# DATA EXTRACTS
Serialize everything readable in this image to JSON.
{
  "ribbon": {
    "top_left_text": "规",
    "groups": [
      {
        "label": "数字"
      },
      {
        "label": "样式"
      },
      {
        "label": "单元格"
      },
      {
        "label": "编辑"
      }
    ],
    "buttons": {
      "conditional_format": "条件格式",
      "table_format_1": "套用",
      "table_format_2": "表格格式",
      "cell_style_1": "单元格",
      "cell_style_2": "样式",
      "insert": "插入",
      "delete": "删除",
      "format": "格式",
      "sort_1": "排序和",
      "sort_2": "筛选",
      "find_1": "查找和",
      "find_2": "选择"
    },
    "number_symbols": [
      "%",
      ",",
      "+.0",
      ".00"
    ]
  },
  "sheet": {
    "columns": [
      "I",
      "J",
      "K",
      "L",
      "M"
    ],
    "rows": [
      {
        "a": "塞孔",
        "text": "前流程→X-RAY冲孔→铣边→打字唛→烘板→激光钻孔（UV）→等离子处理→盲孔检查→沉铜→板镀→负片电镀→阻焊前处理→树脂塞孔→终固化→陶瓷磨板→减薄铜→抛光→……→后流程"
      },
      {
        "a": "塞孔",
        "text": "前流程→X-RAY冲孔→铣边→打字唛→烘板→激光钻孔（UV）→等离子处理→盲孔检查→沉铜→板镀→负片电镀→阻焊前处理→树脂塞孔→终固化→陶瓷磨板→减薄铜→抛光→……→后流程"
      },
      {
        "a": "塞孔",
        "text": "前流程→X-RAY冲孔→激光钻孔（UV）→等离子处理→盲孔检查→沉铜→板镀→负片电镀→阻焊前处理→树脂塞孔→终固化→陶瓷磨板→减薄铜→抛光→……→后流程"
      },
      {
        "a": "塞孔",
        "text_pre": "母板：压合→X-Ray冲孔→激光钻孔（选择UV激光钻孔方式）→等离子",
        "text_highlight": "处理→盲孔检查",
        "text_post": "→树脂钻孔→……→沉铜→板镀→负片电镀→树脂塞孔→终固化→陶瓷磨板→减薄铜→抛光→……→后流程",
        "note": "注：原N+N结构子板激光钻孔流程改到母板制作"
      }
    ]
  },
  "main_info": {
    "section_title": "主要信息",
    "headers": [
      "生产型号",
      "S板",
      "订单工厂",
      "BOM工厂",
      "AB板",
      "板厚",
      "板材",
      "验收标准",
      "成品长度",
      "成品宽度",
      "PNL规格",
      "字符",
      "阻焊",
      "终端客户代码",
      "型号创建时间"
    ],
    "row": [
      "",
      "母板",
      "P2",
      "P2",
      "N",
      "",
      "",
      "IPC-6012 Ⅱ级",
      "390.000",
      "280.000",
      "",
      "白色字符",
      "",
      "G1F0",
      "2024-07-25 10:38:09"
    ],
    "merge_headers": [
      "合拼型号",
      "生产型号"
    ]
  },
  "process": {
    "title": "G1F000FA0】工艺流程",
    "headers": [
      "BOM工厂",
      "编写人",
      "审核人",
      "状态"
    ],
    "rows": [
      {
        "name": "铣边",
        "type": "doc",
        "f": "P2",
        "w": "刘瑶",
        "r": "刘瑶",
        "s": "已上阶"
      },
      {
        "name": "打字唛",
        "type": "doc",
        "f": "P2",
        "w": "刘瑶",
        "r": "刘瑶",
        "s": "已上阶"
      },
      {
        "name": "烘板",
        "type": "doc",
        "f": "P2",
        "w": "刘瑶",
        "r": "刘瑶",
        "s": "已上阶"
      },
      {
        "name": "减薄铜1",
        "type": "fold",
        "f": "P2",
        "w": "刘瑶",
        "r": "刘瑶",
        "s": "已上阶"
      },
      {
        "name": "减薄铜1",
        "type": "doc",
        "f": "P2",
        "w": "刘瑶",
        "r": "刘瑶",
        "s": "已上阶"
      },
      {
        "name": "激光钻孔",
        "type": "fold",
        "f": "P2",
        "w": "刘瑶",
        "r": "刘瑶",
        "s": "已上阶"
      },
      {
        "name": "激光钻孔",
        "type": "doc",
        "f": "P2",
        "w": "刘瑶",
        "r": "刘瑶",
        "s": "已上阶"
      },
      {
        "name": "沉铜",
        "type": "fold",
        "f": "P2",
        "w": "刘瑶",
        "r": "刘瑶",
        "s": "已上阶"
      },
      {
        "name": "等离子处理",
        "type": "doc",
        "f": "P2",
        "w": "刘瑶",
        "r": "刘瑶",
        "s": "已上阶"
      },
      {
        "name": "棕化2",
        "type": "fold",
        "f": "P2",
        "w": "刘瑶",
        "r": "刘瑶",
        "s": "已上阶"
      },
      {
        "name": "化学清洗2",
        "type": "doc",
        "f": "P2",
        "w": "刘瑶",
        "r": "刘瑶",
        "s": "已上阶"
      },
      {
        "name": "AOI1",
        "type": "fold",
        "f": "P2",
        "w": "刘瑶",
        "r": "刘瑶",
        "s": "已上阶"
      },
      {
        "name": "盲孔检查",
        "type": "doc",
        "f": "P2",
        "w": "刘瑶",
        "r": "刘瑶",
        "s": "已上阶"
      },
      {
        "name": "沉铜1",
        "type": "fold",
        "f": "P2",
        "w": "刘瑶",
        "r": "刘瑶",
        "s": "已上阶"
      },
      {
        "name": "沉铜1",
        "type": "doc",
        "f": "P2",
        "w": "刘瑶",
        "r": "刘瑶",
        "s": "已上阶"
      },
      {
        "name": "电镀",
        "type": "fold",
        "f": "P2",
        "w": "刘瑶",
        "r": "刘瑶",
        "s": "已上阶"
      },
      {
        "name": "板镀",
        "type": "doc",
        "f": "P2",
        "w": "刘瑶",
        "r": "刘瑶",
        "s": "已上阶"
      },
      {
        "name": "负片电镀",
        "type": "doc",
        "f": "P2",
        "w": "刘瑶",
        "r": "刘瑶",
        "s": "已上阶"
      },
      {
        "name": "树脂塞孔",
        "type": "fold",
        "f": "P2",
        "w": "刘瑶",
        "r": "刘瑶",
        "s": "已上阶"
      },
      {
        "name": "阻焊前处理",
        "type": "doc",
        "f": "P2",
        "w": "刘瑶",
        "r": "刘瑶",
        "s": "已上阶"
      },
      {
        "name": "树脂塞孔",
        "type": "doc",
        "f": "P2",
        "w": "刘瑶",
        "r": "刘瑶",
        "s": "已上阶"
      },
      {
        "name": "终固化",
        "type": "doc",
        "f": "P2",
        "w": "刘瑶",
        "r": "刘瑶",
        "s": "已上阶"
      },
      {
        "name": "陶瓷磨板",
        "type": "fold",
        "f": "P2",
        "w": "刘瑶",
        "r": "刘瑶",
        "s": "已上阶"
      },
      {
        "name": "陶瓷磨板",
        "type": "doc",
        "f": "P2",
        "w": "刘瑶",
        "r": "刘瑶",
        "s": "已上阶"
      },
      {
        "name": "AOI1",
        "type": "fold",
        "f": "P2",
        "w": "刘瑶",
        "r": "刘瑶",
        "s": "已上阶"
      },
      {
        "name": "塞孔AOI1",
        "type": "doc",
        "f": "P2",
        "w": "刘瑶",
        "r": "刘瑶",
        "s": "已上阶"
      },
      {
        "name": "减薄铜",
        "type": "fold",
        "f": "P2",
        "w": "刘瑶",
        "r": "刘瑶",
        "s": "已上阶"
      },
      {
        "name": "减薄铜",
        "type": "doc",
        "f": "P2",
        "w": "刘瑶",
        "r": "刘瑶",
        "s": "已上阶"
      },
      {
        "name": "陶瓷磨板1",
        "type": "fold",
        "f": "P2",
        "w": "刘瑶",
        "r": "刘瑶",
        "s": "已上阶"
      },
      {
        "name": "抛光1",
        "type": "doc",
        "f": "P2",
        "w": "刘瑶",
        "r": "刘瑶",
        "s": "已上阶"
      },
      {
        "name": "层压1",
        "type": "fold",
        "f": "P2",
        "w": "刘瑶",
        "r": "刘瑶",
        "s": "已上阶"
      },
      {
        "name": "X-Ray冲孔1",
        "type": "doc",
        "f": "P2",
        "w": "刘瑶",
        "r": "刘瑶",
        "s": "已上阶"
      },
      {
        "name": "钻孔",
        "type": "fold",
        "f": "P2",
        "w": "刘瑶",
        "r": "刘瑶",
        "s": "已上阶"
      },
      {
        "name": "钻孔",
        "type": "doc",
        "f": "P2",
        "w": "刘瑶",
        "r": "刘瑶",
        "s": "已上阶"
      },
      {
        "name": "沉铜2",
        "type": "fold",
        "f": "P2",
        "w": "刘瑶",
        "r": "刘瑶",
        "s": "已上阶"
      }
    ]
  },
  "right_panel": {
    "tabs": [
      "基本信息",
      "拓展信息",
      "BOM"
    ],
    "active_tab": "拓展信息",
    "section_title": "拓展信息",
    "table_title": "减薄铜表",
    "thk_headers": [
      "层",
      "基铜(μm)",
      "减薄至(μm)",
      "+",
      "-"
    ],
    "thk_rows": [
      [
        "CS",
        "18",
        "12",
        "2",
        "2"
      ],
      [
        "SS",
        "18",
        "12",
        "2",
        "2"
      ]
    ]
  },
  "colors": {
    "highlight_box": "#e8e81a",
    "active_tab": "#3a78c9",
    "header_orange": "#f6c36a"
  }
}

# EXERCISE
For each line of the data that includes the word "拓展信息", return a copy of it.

# SOLUTION FOR THIS EXERCISE
      "拓展信息",
    "active_tab": "拓展信息",
    "section_title": "拓展信息",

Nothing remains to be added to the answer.